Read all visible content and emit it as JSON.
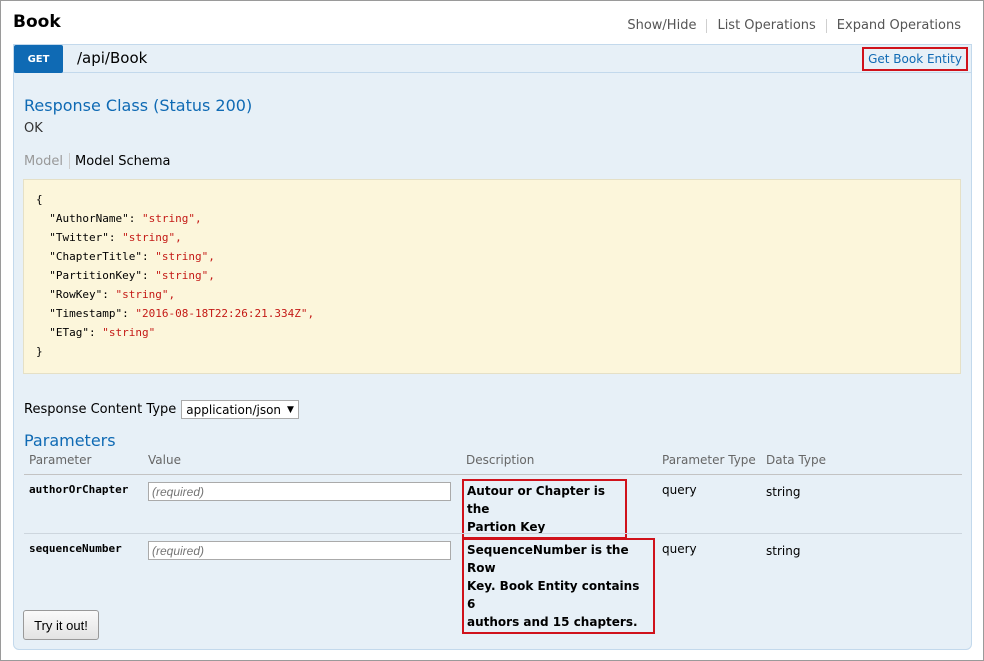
{
  "resource": {
    "title": "Book",
    "links": [
      "Show/Hide",
      "List Operations",
      "Expand Operations"
    ]
  },
  "operation": {
    "method": "GET",
    "path": "/api/Book",
    "summary": "Get Book Entity",
    "response_class_heading": "Response Class (Status 200)",
    "response_status_text": "OK",
    "tabs": {
      "model": "Model",
      "model_schema": "Model Schema"
    },
    "schema_lines": [
      [
        "{",
        ""
      ],
      [
        "  \"AuthorName\": ",
        "\"string\","
      ],
      [
        "  \"Twitter\": ",
        "\"string\","
      ],
      [
        "  \"ChapterTitle\": ",
        "\"string\","
      ],
      [
        "  \"PartitionKey\": ",
        "\"string\","
      ],
      [
        "  \"RowKey\": ",
        "\"string\","
      ],
      [
        "  \"Timestamp\": ",
        "\"2016-08-18T22:26:21.334Z\","
      ],
      [
        "  \"ETag\": ",
        "\"string\""
      ],
      [
        "}",
        ""
      ]
    ],
    "response_content_type_label": "Response Content Type",
    "response_content_type_value": "application/json",
    "parameters_heading": "Parameters",
    "param_headers": {
      "parameter": "Parameter",
      "value": "Value",
      "description": "Description",
      "parameter_type": "Parameter Type",
      "data_type": "Data Type"
    },
    "params": [
      {
        "name": "authorOrChapter",
        "placeholder": "(required)",
        "description_lines": [
          "Autour or Chapter is the",
          "Partion Key"
        ],
        "param_type": "query",
        "data_type": "string"
      },
      {
        "name": "sequenceNumber",
        "placeholder": "(required)",
        "description_lines": [
          "SequenceNumber is the Row",
          "Key. Book Entity contains 6",
          "authors and 15 chapters."
        ],
        "param_type": "query",
        "data_type": "string"
      }
    ],
    "try_button": "Try it out!"
  },
  "colors": {
    "get_method": "#0f6ab4",
    "highlight_border": "#d0121b",
    "operation_bg": "#e7f0f7",
    "schema_bg": "#fcf6db"
  }
}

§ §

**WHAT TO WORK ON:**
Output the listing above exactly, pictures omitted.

**PROBLEM SOLUTION:**
Read all visible content and emit it as JSON.
{
  "resource": {
    "title": "Book",
    "links": [
      "Show/Hide",
      "List Operations",
      "Expand Operations"
    ]
  },
  "operation": {
    "method": "GET",
    "path": "/api/Book",
    "summary": "Get Book Entity",
    "response_class_heading": "Response Class (Status 200)",
    "response_status_text": "OK",
    "tabs": {
      "model": "Model",
      "model_schema": "Model Schema"
    },
    "schema_lines": [
      [
        "{",
        ""
      ],
      [
        "  \"AuthorName\": ",
        "\"string\","
      ],
      [
        "  \"Twitter\": ",
        "\"string\","
      ],
      [
        "  \"ChapterTitle\": ",
        "\"string\","
      ],
      [
        "  \"PartitionKey\": ",
        "\"string\","
      ],
      [
        "  \"RowKey\": ",
        "\"string\","
      ],
      [
        "  \"Timestamp\": ",
        "\"2016-08-18T22:26:21.334Z\","
      ],
      [
        "  \"ETag\": ",
        "\"string\""
      ],
      [
        "}",
        ""
      ]
    ],
    "response_content_type_label": "Response Content Type",
    "response_content_type_value": "application/json",
    "parameters_heading": "Parameters",
    "param_headers": {
      "parameter": "Parameter",
      "value": "Value",
      "description": "Description",
      "parameter_type": "Parameter Type",
      "data_type": "Data Type"
    },
    "params": [
      {
        "name": "authorOrChapter",
        "placeholder": "(required)",
        "description_lines": [
          "Autour or Chapter is the",
          "Partion Key"
        ],
        "param_type": "query",
        "data_type": "string"
      },
      {
        "name": "sequenceNumber",
        "placeholder": "(required)",
        "description_lines": [
          "SequenceNumber is the Row",
          "Key. Book Entity contains 6",
          "authors and 15 chapters."
        ],
        "param_type": "query",
        "data_type": "string"
      }
    ],
    "try_button": "Try it out!"
  },
  "colors": {
    "get_method": "#0f6ab4",
    "highlight_border": "#d0121b",
    "operation_bg": "#e7f0f7",
    "schema_bg": "#fcf6db"
  }
}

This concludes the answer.